A British TV chef won his crusade against Turkey Twizzlers on Wednesday, knocking on Prime Minister Tony Blair’s door with a petition demanding healthier school meals. However, the government had announced 220 million pounds in new funding for school lunches earlier in the day.
Celebrity chef Jamie Oliver made school meals an unlikely issue in the country’s coming election with a television series in which he tried to feed children on the government’s budget.
Britain has the developed world’s fastest growing rate of Obesity and experts blame cheap, low-quality school meals for an epidemic of fat kids.
Blair, who is expected to go to the country on May 5, has now raised the amount Britain spends on feeding pupils from barely 40 pence (75 U.S. cents) per meal to 50 pence for younger children and 60 for teens.
Memorably, the star of the hit cooking show “The Naked Chef” appeared visibly shocked in the series when confronted by such modern-day school staples as the “Turkey Twizzler,” a curlicue of poultry he labelled “processed junk.”

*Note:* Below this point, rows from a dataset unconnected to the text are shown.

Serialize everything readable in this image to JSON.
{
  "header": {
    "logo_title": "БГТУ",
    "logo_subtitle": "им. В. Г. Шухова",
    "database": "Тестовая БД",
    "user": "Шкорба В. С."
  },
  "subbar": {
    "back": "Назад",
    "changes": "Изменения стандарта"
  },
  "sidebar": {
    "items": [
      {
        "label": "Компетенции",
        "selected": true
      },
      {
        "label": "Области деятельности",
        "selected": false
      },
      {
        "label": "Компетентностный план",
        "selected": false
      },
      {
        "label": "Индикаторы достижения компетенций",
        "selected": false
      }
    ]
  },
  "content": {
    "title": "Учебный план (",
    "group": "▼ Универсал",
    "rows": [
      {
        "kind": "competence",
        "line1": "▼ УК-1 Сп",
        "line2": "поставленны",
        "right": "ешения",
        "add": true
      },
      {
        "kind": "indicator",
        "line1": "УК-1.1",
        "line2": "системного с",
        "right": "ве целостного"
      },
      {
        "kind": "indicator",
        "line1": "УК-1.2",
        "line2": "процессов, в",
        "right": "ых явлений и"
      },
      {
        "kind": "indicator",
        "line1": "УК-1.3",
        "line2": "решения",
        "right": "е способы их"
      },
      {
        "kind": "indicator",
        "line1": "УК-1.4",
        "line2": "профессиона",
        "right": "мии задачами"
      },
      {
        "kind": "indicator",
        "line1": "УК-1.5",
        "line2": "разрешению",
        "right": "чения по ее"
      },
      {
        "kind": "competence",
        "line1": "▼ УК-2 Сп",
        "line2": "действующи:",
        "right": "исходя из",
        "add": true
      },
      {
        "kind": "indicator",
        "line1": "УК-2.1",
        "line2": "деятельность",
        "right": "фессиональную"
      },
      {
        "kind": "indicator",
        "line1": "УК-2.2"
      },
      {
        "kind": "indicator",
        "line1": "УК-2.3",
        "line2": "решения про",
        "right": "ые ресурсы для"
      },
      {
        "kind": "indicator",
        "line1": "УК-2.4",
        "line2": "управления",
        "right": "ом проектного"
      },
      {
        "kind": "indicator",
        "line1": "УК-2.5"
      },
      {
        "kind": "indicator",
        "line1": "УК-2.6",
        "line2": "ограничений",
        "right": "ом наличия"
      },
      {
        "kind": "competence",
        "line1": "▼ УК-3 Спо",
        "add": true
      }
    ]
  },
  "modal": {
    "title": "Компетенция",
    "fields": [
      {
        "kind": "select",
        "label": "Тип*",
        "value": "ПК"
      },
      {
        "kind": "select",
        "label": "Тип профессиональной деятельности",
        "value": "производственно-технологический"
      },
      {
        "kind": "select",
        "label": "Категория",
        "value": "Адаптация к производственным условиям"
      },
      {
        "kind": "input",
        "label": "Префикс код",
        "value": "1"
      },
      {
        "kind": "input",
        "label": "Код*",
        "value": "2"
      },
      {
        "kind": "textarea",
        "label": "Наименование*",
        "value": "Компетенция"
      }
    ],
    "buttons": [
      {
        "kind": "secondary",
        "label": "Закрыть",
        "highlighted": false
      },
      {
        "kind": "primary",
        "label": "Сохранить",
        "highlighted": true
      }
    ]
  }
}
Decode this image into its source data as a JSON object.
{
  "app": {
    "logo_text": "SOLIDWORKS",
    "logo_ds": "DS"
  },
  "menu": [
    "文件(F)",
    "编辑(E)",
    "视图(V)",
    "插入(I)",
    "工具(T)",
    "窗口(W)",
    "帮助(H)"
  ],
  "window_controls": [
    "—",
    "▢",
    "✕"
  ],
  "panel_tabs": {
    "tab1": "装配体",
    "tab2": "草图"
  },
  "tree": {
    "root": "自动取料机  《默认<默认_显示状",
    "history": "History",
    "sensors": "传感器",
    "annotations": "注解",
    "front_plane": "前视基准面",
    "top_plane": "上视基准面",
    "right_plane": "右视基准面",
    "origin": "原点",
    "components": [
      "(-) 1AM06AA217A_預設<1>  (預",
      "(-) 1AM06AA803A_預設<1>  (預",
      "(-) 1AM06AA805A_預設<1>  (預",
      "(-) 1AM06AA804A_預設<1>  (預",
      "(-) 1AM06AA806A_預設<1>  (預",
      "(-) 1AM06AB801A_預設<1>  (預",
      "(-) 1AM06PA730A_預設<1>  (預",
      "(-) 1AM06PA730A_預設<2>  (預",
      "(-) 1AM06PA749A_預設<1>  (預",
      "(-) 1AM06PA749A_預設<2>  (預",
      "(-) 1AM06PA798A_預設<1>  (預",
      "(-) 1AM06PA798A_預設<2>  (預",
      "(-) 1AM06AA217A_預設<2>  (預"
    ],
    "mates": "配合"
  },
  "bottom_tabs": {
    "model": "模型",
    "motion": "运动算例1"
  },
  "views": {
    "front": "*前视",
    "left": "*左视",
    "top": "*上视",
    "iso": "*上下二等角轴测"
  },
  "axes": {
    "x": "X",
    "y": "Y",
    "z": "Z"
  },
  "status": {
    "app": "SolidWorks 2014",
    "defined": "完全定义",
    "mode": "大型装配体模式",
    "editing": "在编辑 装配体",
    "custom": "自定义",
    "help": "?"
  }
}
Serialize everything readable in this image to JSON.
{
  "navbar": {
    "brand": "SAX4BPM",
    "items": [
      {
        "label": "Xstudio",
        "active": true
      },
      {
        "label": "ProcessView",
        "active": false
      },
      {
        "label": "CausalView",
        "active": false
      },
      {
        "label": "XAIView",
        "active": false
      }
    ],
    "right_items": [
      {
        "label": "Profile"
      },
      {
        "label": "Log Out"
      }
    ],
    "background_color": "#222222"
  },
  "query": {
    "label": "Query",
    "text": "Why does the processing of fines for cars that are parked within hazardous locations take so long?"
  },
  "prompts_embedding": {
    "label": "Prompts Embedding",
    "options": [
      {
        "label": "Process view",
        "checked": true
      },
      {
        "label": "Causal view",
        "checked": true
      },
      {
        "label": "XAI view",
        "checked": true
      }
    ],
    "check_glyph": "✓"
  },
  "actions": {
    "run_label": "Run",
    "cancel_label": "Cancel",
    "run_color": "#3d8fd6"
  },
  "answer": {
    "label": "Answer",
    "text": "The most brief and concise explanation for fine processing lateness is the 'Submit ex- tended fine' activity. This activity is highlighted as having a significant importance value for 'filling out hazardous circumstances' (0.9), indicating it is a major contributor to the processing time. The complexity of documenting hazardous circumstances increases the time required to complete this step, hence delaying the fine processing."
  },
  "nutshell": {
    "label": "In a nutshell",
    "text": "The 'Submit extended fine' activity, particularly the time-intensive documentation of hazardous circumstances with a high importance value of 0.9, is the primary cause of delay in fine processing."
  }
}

The prime minister has been accused of being more interested in votes than in school nutritional standards.
Oliver showed up at Blair’s Downing Street office on Wednesday, carrying a cardboard box with his “Feed Me Better” petition signed by 271,000 people.
Blair beat him to the post, sending Education Secretary Ruth Kelly out in the early morning to announce 220 million pounds in new funding for lunches. Blair and Kelly then treated Oliver to a televised breakfast of fresh bread, fruit, juice and coffee.
“It’s certainly very positive,” the mop-haired Oliver told reporters afterwards. “Twenty years too late, but we’re talking about the right sort of money. Unfortunately it’s taken a documentary, and the hearts and emotions of the kids and families that we’ve filmed to touch the nation really. It’s a bit of a shame that it took that.”
Blair’s political opponents were scathing.
“After 8 years in office, 10 education bills and a 5-year education plan last year which did not even mention the issue, it is breathtakingly cynical for Tony Blair suddenly to claim that he is passionate about the quality of school meals just because a celebrity has made a TV programme about it,” said Conservative Party education spokesman Tim Collins.
Kelly said the new money would be part of a bigger programme to improve children’s nutrition.
“It’s far more than just banning what’s bad. This is about promoting what’s good. It’s about promoting healthy ingredients, about freshly prepared ingredients, about getting children to want to eat what’s good,” she told the BBC.
Revision date: June 14, 2011
Last revised: by Andrew G. Epstein, M.D.